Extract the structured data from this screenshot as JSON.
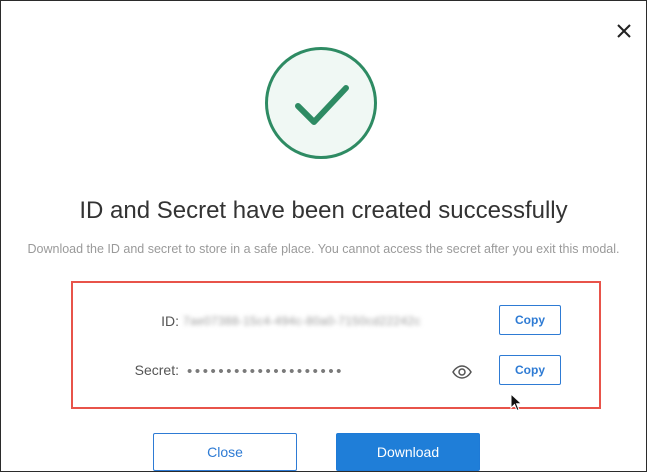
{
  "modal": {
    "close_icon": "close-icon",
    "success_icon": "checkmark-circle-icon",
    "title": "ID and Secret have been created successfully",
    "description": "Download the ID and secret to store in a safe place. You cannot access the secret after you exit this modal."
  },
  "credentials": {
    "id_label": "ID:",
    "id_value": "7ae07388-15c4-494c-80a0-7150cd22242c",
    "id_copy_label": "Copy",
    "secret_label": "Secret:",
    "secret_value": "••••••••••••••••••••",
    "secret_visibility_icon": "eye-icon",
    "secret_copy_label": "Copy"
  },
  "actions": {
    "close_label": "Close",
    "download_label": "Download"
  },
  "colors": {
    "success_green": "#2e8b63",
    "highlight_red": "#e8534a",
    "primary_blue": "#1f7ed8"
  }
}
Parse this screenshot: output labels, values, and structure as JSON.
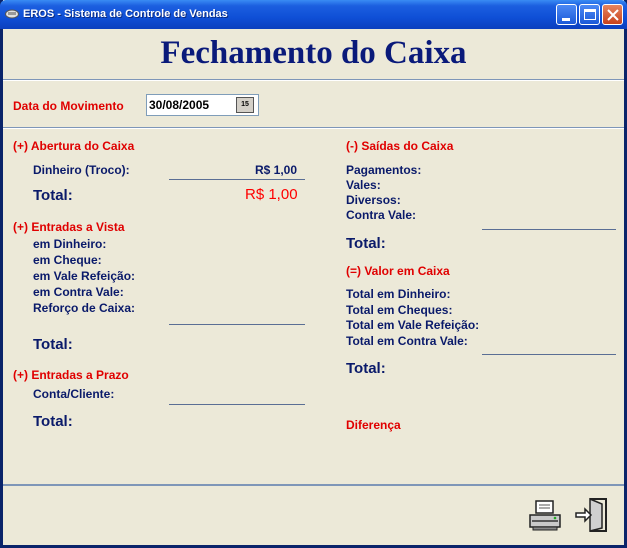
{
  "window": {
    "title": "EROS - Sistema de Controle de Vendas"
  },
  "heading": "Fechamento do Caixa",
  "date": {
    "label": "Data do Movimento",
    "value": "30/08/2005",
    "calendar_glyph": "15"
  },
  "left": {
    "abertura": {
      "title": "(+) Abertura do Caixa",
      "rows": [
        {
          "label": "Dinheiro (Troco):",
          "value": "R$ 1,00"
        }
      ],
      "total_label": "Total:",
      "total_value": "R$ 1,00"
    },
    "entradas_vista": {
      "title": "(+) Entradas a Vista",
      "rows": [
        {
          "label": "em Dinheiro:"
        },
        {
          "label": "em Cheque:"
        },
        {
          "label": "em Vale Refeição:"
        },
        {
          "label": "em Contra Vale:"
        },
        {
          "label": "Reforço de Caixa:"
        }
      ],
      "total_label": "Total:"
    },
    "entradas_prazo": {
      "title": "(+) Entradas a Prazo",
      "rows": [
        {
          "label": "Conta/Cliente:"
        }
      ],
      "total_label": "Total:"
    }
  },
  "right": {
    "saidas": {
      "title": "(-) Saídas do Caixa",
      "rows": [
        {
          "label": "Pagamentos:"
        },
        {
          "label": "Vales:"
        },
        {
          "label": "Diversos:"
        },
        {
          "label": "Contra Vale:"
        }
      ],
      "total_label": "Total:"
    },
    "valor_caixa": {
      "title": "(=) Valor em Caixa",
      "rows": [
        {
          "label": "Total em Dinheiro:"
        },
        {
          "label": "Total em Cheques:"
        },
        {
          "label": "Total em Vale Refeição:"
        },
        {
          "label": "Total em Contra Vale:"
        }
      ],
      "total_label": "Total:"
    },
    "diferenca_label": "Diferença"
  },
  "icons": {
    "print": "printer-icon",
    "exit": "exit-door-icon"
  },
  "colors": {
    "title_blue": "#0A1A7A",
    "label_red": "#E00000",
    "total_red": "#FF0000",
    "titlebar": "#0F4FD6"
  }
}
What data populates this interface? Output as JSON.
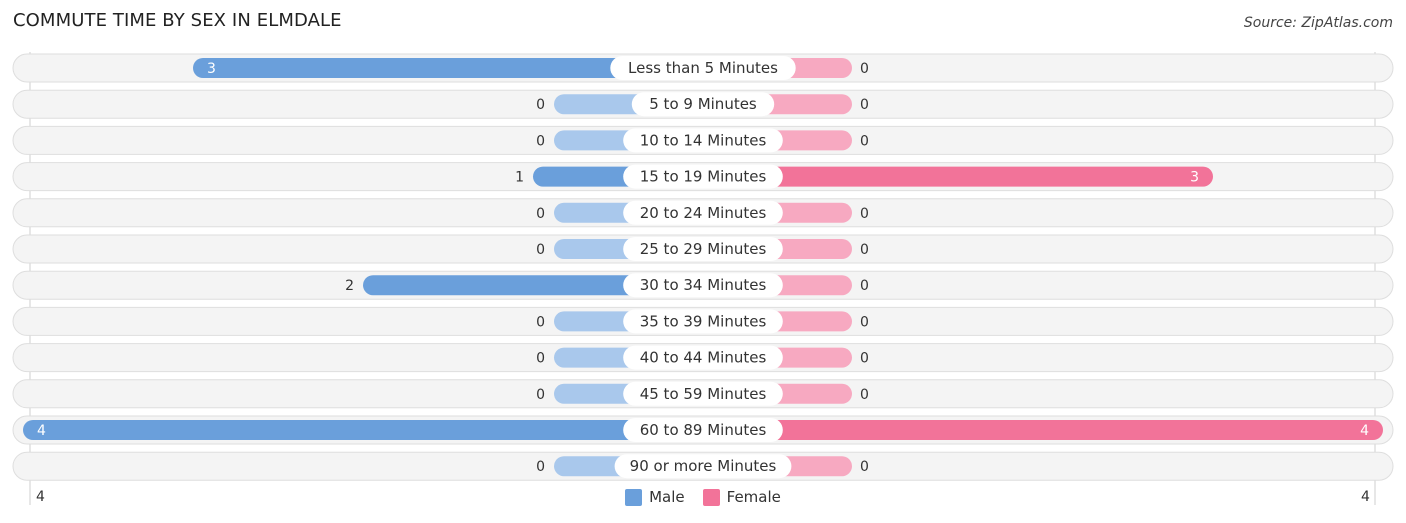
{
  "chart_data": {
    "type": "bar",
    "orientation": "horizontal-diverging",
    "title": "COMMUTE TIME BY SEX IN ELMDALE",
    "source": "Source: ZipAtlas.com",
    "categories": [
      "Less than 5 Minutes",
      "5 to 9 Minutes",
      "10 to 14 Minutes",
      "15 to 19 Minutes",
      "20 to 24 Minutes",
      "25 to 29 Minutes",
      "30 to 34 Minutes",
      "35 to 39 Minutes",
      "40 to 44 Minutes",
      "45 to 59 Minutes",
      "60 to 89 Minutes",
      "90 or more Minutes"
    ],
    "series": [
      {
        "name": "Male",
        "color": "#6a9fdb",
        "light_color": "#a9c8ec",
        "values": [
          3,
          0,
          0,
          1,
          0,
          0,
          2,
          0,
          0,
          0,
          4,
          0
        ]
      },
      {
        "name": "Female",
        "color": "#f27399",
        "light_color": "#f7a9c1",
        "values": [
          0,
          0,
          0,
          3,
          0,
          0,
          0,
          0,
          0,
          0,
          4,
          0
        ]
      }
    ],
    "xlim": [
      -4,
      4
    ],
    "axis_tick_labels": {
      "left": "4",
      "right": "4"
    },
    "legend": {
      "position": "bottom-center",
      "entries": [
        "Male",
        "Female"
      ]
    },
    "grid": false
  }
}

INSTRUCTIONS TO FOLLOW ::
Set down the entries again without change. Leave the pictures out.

YOUR RESPONSE ::
Extract the structured data from this screenshot as JSON.
{
  "modal": {
    "close_icon": "close-icon",
    "success_icon": "checkmark-circle-icon",
    "title": "ID and Secret have been created successfully",
    "description": "Download the ID and secret to store in a safe place. You cannot access the secret after you exit this modal."
  },
  "credentials": {
    "id_label": "ID:",
    "id_value": "7ae07388-15c4-494c-80a0-7150cd22242c",
    "id_copy_label": "Copy",
    "secret_label": "Secret:",
    "secret_value": "••••••••••••••••••••",
    "secret_visibility_icon": "eye-icon",
    "secret_copy_label": "Copy"
  },
  "actions": {
    "close_label": "Close",
    "download_label": "Download"
  },
  "colors": {
    "success_green": "#2e8b63",
    "highlight_red": "#e8534a",
    "primary_blue": "#1f7ed8"
  }
}
Parse this screenshot: output labels, values, and structure as JSON.
{
  "window": {
    "title": "EROS - Sistema de Controle de Vendas"
  },
  "heading": "Fechamento do Caixa",
  "date": {
    "label": "Data do Movimento",
    "value": "30/08/2005",
    "calendar_glyph": "15"
  },
  "left": {
    "abertura": {
      "title": "(+) Abertura do Caixa",
      "rows": [
        {
          "label": "Dinheiro (Troco):",
          "value": "R$ 1,00"
        }
      ],
      "total_label": "Total:",
      "total_value": "R$ 1,00"
    },
    "entradas_vista": {
      "title": "(+) Entradas a Vista",
      "rows": [
        {
          "label": "em Dinheiro:"
        },
        {
          "label": "em Cheque:"
        },
        {
          "label": "em Vale Refeição:"
        },
        {
          "label": "em Contra Vale:"
        },
        {
          "label": "Reforço de Caixa:"
        }
      ],
      "total_label": "Total:"
    },
    "entradas_prazo": {
      "title": "(+) Entradas a Prazo",
      "rows": [
        {
          "label": "Conta/Cliente:"
        }
      ],
      "total_label": "Total:"
    }
  },
  "right": {
    "saidas": {
      "title": "(-) Saídas do Caixa",
      "rows": [
        {
          "label": "Pagamentos:"
        },
        {
          "label": "Vales:"
        },
        {
          "label": "Diversos:"
        },
        {
          "label": "Contra Vale:"
        }
      ],
      "total_label": "Total:"
    },
    "valor_caixa": {
      "title": "(=) Valor em Caixa",
      "rows": [
        {
          "label": "Total em Dinheiro:"
        },
        {
          "label": "Total em Cheques:"
        },
        {
          "label": "Total em Vale Refeição:"
        },
        {
          "label": "Total em Contra Vale:"
        }
      ],
      "total_label": "Total:"
    },
    "diferenca_label": "Diferença"
  },
  "icons": {
    "print": "printer-icon",
    "exit": "exit-door-icon"
  },
  "colors": {
    "title_blue": "#0A1A7A",
    "label_red": "#E00000",
    "total_red": "#FF0000",
    "titlebar": "#0F4FD6"
  }
}
What data populates this interface? Output as JSON.
{
  "chart_data": {
    "type": "bar",
    "orientation": "horizontal-diverging",
    "title": "COMMUTE TIME BY SEX IN ELMDALE",
    "source": "Source: ZipAtlas.com",
    "categories": [
      "Less than 5 Minutes",
      "5 to 9 Minutes",
      "10 to 14 Minutes",
      "15 to 19 Minutes",
      "20 to 24 Minutes",
      "25 to 29 Minutes",
      "30 to 34 Minutes",
      "35 to 39 Minutes",
      "40 to 44 Minutes",
      "45 to 59 Minutes",
      "60 to 89 Minutes",
      "90 or more Minutes"
    ],
    "series": [
      {
        "name": "Male",
        "color": "#6a9fdb",
        "light_color": "#a9c8ec",
        "values": [
          3,
          0,
          0,
          1,
          0,
          0,
          2,
          0,
          0,
          0,
          4,
          0
        ]
      },
      {
        "name": "Female",
        "color": "#f27399",
        "light_color": "#f7a9c1",
        "values": [
          0,
          0,
          0,
          3,
          0,
          0,
          0,
          0,
          0,
          0,
          4,
          0
        ]
      }
    ],
    "xlim": [
      -4,
      4
    ],
    "axis_tick_labels": {
      "left": "4",
      "right": "4"
    },
    "legend": {
      "position": "bottom-center",
      "entries": [
        "Male",
        "Female"
      ]
    },
    "grid": false
  }
}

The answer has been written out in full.